Interview: Ralph Christoph, SPOT is the place for networking and improving

Even though the sound of the pins falling at times are deafening, and emotions get the best of some the attendees at this year’s social mixer and bowling brunch, we sit down to have a talk with Ralph Christoph, co-founder of the c/o pop festival in Cologne, among many other titles.

By Mikkel Wenzel Andreasen, Photo: Allan Høgholm

It has that bowling alley smell: Feet, shellac lacquering of the alley lane floors and a brunch buffet. But everyone is having a great time on the Saturday morning of SPOT where MXD has invited the international as well as Danish music business delegates to spend a few hours mingling, bowl a few pins and get ready for the second and last day of SPOT+.

On the heels of a very close bowling match, Ralph Christoph takes the time to have a chat with us about why he keeps coming back to SPOT and what he thinks is great about the Danish music showcase and seminar.


Ralph H. Christoph, co-founder and program director of c/o pop festival in Cologne, Germany. Photo: Mikkel Wenzel Andreasen

Why are you at SPOT?

“This year I’m honored to have been invited to come speak here at one the seminars; I haven’t been to SPOT in a couple of years, but I’m glad to be back.”

What’s so appealing about coming to SPOT?

“Everything is so close together: Hotels, markets, the music and the people. And there are a lot of people I know, so it’s very social, which I think is important to a successful festival. A good conference is 30-40 percent mingling and socializing with the others. I’ve already heard a lot of the seminars before, so to me it’s the people I meet that makes it all a success. And meeting the people face to face, who I’ve talked to, but never meet. In this day and age, we rely on e-mails and maybe an occasional Skype-call. The personal meetings are so very important, and I think SPOT is great at facilitating that.”


What’s difficult about SPOT?

“The thing you have to realize before even showing up is, that you can’t be everywhere all the time. Don’t try to fool yourself. This year I’ve prioritized networking and that means I haven’t really had time to listen to any of the music. I saw maybe two bands yesterday, but that’s about it. It’s a shame, really. I am the co-founder of the c/o pop festival in Cologne, which is similar to SPOT in having both seminars and upcoming music. So of course, I want to experience both music and seminars here to get inspiration and see, if there’re any interesting acts for our festival.”

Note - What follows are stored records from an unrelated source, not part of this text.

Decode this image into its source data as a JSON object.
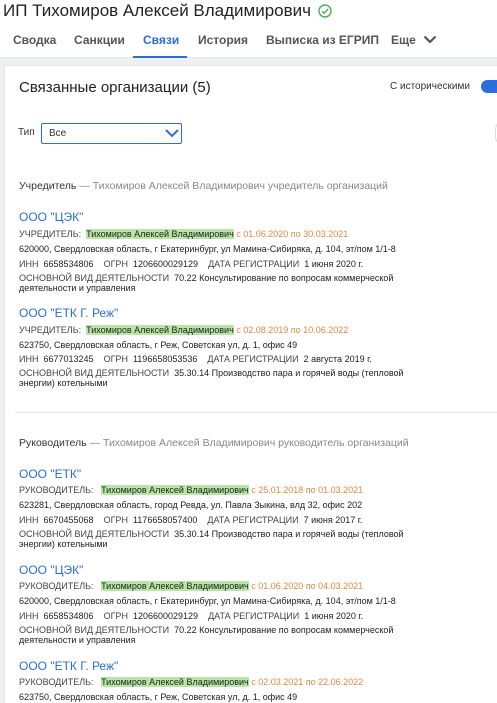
{
  "header": {
    "title": "ИП Тихомиров Алексей Владимирович",
    "verified_icon": "check-circle-icon",
    "tabs": [
      {
        "label": "Сводка"
      },
      {
        "label": "Санкции"
      },
      {
        "label": "Связи",
        "active": true
      },
      {
        "label": "История"
      },
      {
        "label": "Выписка из ЕГРИП"
      },
      {
        "label": "Еще"
      }
    ]
  },
  "colors": {
    "accent": "#2a6ed9",
    "highlight": "#b7e6a5",
    "period": "#e0893a",
    "verified": "#4caf50"
  },
  "panel": {
    "title": "Связанные организации (5)",
    "historical_label": "С историческими",
    "historical_on": true,
    "type_label": "Тип",
    "type_value": "Все"
  },
  "sections": [
    {
      "heading": "Учредитель",
      "subheading": " — Тихомиров Алексей Владимирович учредитель организаций",
      "orgs": [
        {
          "name": "ООО \"ЦЭК\"",
          "role_label": "УЧРЕДИТЕЛЬ:",
          "person": "Тихомиров Алексей Владимирович",
          "period": " с 01.06.2020 по 30.03.2021",
          "address": "620000, Свердловская область, г Екатеринбург, ул Мамина-Сибиряка, д. 104, эт/пом 1/1-8",
          "inn_label": "ИНН",
          "inn": "6658534806",
          "ogrn_label": "ОГРН",
          "ogrn": "1206600029129",
          "reg_label": "ДАТА РЕГИСТРАЦИИ",
          "reg_date": "1 июня 2020 г.",
          "activity_label": "ОСНОВНОЙ ВИД ДЕЯТЕЛЬНОСТИ",
          "activity_1": "70.22 Консультирование по вопросам коммерческой",
          "activity_2": "деятельности и управления"
        },
        {
          "name": "ООО \"ЕТК Г. Реж\"",
          "role_label": "УЧРЕДИТЕЛЬ:",
          "person": "Тихомиров Алексей Владимирович",
          "period": " с 02.08.2019 по 10.06.2022",
          "address": "623750, Свердловская область, г Реж, Советская ул, д. 1, офис 49",
          "inn_label": "ИНН",
          "inn": "6677013245",
          "ogrn_label": "ОГРН",
          "ogrn": "1196658053536",
          "reg_label": "ДАТА РЕГИСТРАЦИИ",
          "reg_date": "2 августа 2019 г.",
          "activity_label": "ОСНОВНОЙ ВИД ДЕЯТЕЛЬНОСТИ",
          "activity_1": "35.30.14 Производство пара и горячей воды (тепловой",
          "activity_2": "энергии) котельными"
        }
      ]
    },
    {
      "heading": "Руководитель",
      "subheading": " — Тихомиров Алексей Владимирович руководитель организаций",
      "orgs": [
        {
          "name": "ООО \"ЕТК\"",
          "role_label": "РУКОВОДИТЕЛЬ:",
          "person": "Тихомиров Алексей Владимирович",
          "period": " с 25.01.2018 по 01.03.2021",
          "address": "623281, Свердловская область, город Ревда, ул. Павла Зыкина, влд 32, офис 202",
          "inn_label": "ИНН",
          "inn": "6670455068",
          "ogrn_label": "ОГРН",
          "ogrn": "1176658057400",
          "reg_label": "ДАТА РЕГИСТРАЦИИ",
          "reg_date": "7 июня 2017 г.",
          "activity_label": "ОСНОВНОЙ ВИД ДЕЯТЕЛЬНОСТИ",
          "activity_1": "35.30.14 Производство пара и горячей воды (тепловой",
          "activity_2": "энергии) котельными"
        },
        {
          "name": "ООО \"ЦЭК\"",
          "role_label": "РУКОВОДИТЕЛЬ:",
          "person": "Тихомиров Алексей Владимирович",
          "period": " с 01.06.2020 по 04.03.2021",
          "address": "620000, Свердловская область, г Екатеринбург, ул Мамина-Сибиряка, д. 104, эт/пом 1/1-8",
          "inn_label": "ИНН",
          "inn": "6658534806",
          "ogrn_label": "ОГРН",
          "ogrn": "1206600029129",
          "reg_label": "ДАТА РЕГИСТРАЦИИ",
          "reg_date": "1 июня 2020 г.",
          "activity_label": "ОСНОВНОЙ ВИД ДЕЯТЕЛЬНОСТИ",
          "activity_1": "70.22 Консультирование по вопросам коммерческой",
          "activity_2": "деятельности и управления"
        },
        {
          "name": "ООО \"ЕТК Г. Реж\"",
          "role_label": "РУКОВОДИТЕЛЬ:",
          "person": "Тихомиров Алексей Владимирович",
          "period": " с 02.03.2021 по 22.06.2022",
          "address": "623750, Свердловская область, г Реж, Советская ул, д. 1, офис 49"
        }
      ]
    }
  ]
}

Is the music different at SPOT?

“I’ve known MXD for many years, and I first attended SPOT on Denmark many years ago, and Scandinavian artists are very good. Along with the music infrastructure in Denmark, it makes it easy to get to work with the artists.”

“There are differences, though, the Norwegian or Finnish artists differ from the Danish artists. Danish artists have the advantage, that English is like a second or even first language to them, so that makes them very marketable as opposed to the purely German or French speaking bands. Danish artists are also very easy to work with. It’s like they have perhaps three parts Scandinavian in them, but they also have some British, some German, they just have a lot of appeal to everyone. Just look at the size of the country and how many internationally known artists. I don’t know what it is, but music from Denmark works.”

What’s on the agenda now?

“I have to get ready for my seminar in about an hour, and I think I have to try and make it very entertaining. Everyone has already had a day and a half of seminars, so everyone is a little tired by now. After that, I think I need to check out the app, see what’s happening and experience as much as I can of the remaining festival before I leave tomorrow.”